_DIRECTIONS_. The lines below that include "header" are to be found and copied.

_DATA LISTING_.

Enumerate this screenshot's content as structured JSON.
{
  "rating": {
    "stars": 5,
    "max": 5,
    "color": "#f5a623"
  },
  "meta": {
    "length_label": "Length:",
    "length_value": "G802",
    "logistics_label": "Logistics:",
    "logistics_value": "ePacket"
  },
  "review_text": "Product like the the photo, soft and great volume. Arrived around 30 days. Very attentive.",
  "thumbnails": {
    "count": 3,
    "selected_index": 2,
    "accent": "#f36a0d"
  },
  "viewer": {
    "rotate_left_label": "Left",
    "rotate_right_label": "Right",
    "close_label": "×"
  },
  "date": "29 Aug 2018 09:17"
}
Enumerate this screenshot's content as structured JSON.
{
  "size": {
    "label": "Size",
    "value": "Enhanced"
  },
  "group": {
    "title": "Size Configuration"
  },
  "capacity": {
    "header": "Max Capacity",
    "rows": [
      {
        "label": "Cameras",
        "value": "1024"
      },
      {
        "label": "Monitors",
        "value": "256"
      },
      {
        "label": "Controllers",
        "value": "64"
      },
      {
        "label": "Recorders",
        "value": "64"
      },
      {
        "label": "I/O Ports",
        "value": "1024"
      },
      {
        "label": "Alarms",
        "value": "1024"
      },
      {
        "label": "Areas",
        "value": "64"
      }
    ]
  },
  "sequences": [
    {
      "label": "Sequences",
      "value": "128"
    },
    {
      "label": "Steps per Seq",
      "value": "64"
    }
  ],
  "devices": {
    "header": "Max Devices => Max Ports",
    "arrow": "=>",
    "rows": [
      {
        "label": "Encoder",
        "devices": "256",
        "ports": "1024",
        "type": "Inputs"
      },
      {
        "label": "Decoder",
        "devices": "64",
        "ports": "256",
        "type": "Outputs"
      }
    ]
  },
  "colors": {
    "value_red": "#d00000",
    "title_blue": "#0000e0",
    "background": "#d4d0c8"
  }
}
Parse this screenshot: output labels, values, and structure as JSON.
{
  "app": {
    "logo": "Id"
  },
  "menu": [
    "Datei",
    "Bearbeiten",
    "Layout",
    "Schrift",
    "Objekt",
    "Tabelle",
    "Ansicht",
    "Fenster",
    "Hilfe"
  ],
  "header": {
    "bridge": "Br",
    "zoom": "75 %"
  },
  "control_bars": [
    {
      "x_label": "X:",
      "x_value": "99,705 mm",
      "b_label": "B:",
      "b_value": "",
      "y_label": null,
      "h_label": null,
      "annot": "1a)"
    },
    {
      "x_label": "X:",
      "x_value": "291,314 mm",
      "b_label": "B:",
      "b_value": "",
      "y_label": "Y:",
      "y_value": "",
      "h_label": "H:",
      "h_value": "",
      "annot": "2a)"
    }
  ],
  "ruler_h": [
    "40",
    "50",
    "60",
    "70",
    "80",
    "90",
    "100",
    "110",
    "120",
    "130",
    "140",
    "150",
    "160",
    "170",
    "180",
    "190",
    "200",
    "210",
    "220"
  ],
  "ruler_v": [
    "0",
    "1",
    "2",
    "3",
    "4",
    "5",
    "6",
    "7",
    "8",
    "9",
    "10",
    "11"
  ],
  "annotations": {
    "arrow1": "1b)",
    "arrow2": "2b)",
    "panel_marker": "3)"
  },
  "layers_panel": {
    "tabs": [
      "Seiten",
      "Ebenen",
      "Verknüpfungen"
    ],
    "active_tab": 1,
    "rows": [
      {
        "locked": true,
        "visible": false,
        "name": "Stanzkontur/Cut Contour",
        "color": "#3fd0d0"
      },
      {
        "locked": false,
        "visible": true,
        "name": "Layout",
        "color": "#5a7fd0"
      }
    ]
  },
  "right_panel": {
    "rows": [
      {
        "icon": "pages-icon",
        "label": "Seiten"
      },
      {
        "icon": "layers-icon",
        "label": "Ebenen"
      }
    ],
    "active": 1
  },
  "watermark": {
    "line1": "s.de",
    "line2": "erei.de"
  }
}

_WRITTEN SOLUTION_.
    "header": "Max Capacity",
    "header": "Max Devices => Max Ports",
  "header": {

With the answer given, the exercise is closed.